Aim of the exercise - Retype the listing found below exactly, but leave out each picture.

Provided information -

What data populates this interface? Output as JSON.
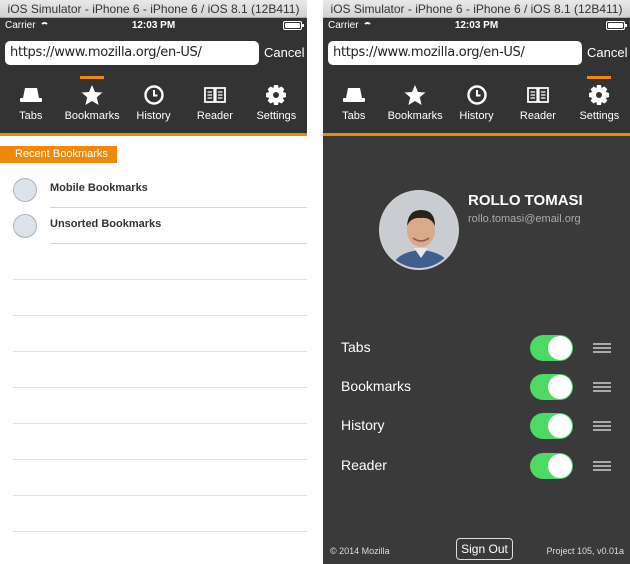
{
  "left": {
    "window_title": "iOS Simulator - iPhone 6 - iPhone 6 / iOS 8.1 (12B411)",
    "status": {
      "carrier": "Carrier",
      "time": "12:03 PM"
    },
    "url": "https://www.mozilla.org/en-US/",
    "cancel_label": "Cancel",
    "tabs": [
      {
        "label": "Tabs",
        "icon": "tabs-hat-icon"
      },
      {
        "label": "Bookmarks",
        "icon": "star-icon"
      },
      {
        "label": "History",
        "icon": "clock-icon"
      },
      {
        "label": "Reader",
        "icon": "book-icon"
      },
      {
        "label": "Settings",
        "icon": "gear-icon"
      }
    ],
    "active_tab": "Bookmarks",
    "section_header": "Recent Bookmarks",
    "bookmarks": [
      {
        "label": "Mobile Bookmarks"
      },
      {
        "label": "Unsorted Bookmarks"
      }
    ]
  },
  "right": {
    "window_title": "iOS Simulator - iPhone 6 - iPhone 6 / iOS 8.1 (12B411)",
    "status": {
      "carrier": "Carrier",
      "time": "12:03 PM"
    },
    "url": "https://www.mozilla.org/en-US/",
    "cancel_label": "Cancel",
    "tabs": [
      {
        "label": "Tabs",
        "icon": "tabs-hat-icon"
      },
      {
        "label": "Bookmarks",
        "icon": "star-icon"
      },
      {
        "label": "History",
        "icon": "clock-icon"
      },
      {
        "label": "Reader",
        "icon": "book-icon"
      },
      {
        "label": "Settings",
        "icon": "gear-icon"
      }
    ],
    "active_tab": "Settings",
    "user": {
      "name": "ROLLO TOMASI",
      "email": "rollo.tomasi@email.org"
    },
    "prefs": [
      {
        "label": "Tabs",
        "enabled": true
      },
      {
        "label": "Bookmarks",
        "enabled": true
      },
      {
        "label": "History",
        "enabled": true
      },
      {
        "label": "Reader",
        "enabled": true
      }
    ],
    "footer_left": "© 2014 Mozilla",
    "signout_label": "Sign Out",
    "footer_right": "Project 105, v0.01a"
  },
  "colors": {
    "accent": "#f0880c",
    "header_bg": "#333333",
    "panel_bg": "#3a3a3a",
    "toggle_on": "#4cd964"
  }
}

Reply to the task -
What data populates this interface? Output as JSON.
{
  "left": {
    "window_title": "iOS Simulator - iPhone 6 - iPhone 6 / iOS 8.1 (12B411)",
    "status": {
      "carrier": "Carrier",
      "time": "12:03 PM"
    },
    "url": "https://www.mozilla.org/en-US/",
    "cancel_label": "Cancel",
    "tabs": [
      {
        "label": "Tabs",
        "icon": "tabs-hat-icon"
      },
      {
        "label": "Bookmarks",
        "icon": "star-icon"
      },
      {
        "label": "History",
        "icon": "clock-icon"
      },
      {
        "label": "Reader",
        "icon": "book-icon"
      },
      {
        "label": "Settings",
        "icon": "gear-icon"
      }
    ],
    "active_tab": "Bookmarks",
    "section_header": "Recent Bookmarks",
    "bookmarks": [
      {
        "label": "Mobile Bookmarks"
      },
      {
        "label": "Unsorted Bookmarks"
      }
    ]
  },
  "right": {
    "window_title": "iOS Simulator - iPhone 6 - iPhone 6 / iOS 8.1 (12B411)",
    "status": {
      "carrier": "Carrier",
      "time": "12:03 PM"
    },
    "url": "https://www.mozilla.org/en-US/",
    "cancel_label": "Cancel",
    "tabs": [
      {
        "label": "Tabs",
        "icon": "tabs-hat-icon"
      },
      {
        "label": "Bookmarks",
        "icon": "star-icon"
      },
      {
        "label": "History",
        "icon": "clock-icon"
      },
      {
        "label": "Reader",
        "icon": "book-icon"
      },
      {
        "label": "Settings",
        "icon": "gear-icon"
      }
    ],
    "active_tab": "Settings",
    "user": {
      "name": "ROLLO TOMASI",
      "email": "rollo.tomasi@email.org"
    },
    "prefs": [
      {
        "label": "Tabs",
        "enabled": true
      },
      {
        "label": "Bookmarks",
        "enabled": true
      },
      {
        "label": "History",
        "enabled": true
      },
      {
        "label": "Reader",
        "enabled": true
      }
    ],
    "footer_left": "© 2014 Mozilla",
    "signout_label": "Sign Out",
    "footer_right": "Project 105, v0.01a"
  },
  "colors": {
    "accent": "#f0880c",
    "header_bg": "#333333",
    "panel_bg": "#3a3a3a",
    "toggle_on": "#4cd964"
  }
}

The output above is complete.